The VRIO framework is a strategic analysis tool to help organizations uncover and protect the resources and capabilities that give them a long-term competitive advantage. Not a list of strengths, which are things you do well but are not necessarily unique to your organization. Not advantages that are fleeting. Sustainable competitive advantages are ones that competitors can’t easily duplicate in the foreseeable future; they are also a crucial element of business success.
VRIO is an acronym for a four-question framework focusing on Value, Rarity, Imitability, and Organization, the criteria used to evaluate an organization’s resources and capabilities.
Start by making a list of your resources and capabilities. These may be tangible or intangible items and may consist of material, financial, or human resources, such as patents, machinery, people skills or cost advantages. Intangible resources tend to be the source of most sustainable competitive advantages, but that’s not always the case. To apply the VRIO framework, evaluate each item on this list through the following four lenses:
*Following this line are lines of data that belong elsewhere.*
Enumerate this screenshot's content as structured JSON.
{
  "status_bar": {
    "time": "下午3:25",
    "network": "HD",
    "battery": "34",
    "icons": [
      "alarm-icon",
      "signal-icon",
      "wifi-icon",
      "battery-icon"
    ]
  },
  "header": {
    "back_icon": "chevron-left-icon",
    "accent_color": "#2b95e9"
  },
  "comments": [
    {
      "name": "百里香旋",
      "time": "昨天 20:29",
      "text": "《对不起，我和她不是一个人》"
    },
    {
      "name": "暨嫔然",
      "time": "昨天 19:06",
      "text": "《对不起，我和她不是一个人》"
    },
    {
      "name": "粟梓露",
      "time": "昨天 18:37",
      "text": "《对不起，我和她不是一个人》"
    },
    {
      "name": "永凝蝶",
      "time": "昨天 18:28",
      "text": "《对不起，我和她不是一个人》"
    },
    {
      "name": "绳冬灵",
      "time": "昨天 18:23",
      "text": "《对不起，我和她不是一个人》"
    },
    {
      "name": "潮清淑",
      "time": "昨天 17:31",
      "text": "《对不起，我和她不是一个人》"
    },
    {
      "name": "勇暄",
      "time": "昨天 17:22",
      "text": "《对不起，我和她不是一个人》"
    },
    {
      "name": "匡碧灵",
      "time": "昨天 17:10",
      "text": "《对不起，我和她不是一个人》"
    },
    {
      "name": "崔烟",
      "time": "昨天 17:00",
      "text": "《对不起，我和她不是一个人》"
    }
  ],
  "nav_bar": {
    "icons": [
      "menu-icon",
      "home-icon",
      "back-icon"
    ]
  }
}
- Value: Do you offer a resource that adds value for customers? Are you able to exploit an opportunity or neutralize competition with an internal capability?
No: You are at a competitive disadvantage and need to reassess your resources and capabilities to uncover value.
Yes: If value is established, move on in your VRIO analysis to rarity.
- Rarity: Do you control scarce resources or capabilities? Do you own something that’s hard to find yet in demand?
No: You have value but lack rarity, putting your company in a position of competitive parity.
Yes: With value and rarity identified, your next hurdle is imitability.
- Imitability: Is it expensive to duplicate your organization’s resource or capability? Is it difficult to find an equivalent substitute to compete with your offerings?
No: If your resource has value and rarity, but is affordable or easy to copy, you have a temporary competitive advantage.
Yes: You offer something that’s valuable, rare, and hard to imitate—now the focus is on your organization.
- Organization: Does your company have organized management systems, processes, structures, and culture to capitalize on resources and capabilities?
No: Without the internal organization and support, it is difficult to realize the potential of your valuable, rare, and costly-to-imitate resources. Your company will have an unused competitive advantage and will need to reassess how to attain the needed organization.
Yes: Your company has achieved the ultimate goal of sustained competitive advantage when it has successfully identified all four components of the VRIO framework.